"An Englishman's shed is his castle" is a reworking of the old saying that's surprisingly true, even in this gadgety electronic age. So now a U.K.-based company is working to reinvent the humbled shed as an eco-friendly home-office solution for e-commute workers.
OfficePod is being touted by its makers as a "full service system for employers to lease home offices for their employees," by creating a fully-equipped workspace that lets a company's employees telecommute. And of course telecommuting reduces both carbon emissions and daily traffic frustrations--plus it lets you get up later and get "home from the office" sooner than having to get to a physical office. (If you're smart enough to do that and not start work earlier and extend your day later.) It's a trend that's beginning to take off in certain jobs--writers and editors for Web sites like FastCompany.com being a prime example.
But according to the company behind the new idea, one of the key reasons telecommuting hasn't taken off very quickly is the lack of "a service-oriented offer" that can efficiently encompass all of the hardware and legal/health and safety aspects of creating a good working environment at home. Hence OfficePod is designed to be quick to install, comply with regulations, and is leased for £5,000 ($7,200) per year. That's getting towards half of the amount that the company says it costs to house a worker in a typical centralized office environment--£9,000 ($13,000). That's a considerable savings, and the all-in-one nature of the lease sounds like it would be a tempting offer for smaller companies that don't have the advanced infrastructure to support remote-sited workers or even larger ones looking to save costs.
And the product is very interesting--it's not just a simple office cubicle translated to a new setting: OfficePod has been designed with some very understandable criteria.
"1. To create a self contained office that exceeds all standard office accommodation regulations & requirements.
2. To provide an environment that is conducive to productive work.
3. To create a product that staff would want, and even be proud to have, in their garden.
4. Have the minimum impact on the environment - both in manufacture and use."

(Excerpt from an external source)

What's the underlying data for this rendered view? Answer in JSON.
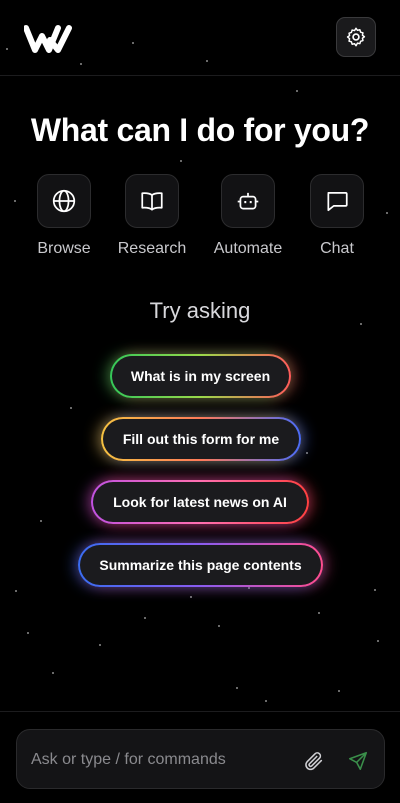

To that end the 2.1-meter square structure is not unattractive, uses recycled materials, installs easily, and is heavily insulated for energy efficiency (and presumably against typical British weather.) It gets power via a connection to the house's electricity and assumes wireless connectivity for the PC and telephone. And I'd certainly have one in my garden--it'd be a fabulous environment to work in, and the idea of shutting the door on the pod at the end of a day of work and returning "home" through the flower beds is great.
Alas, I don't have a garden, which is going to be an impediment to OfficePod's potential proliferation. The home-owning housing model common in the U.K. isn't necessarily applicable elsewhere. Plus, I'd be nervous about the pod being a target for burglars. Still, all in all it's a fabulous idea and it's getting a first public showing this week in The Cumberland Hotel in London.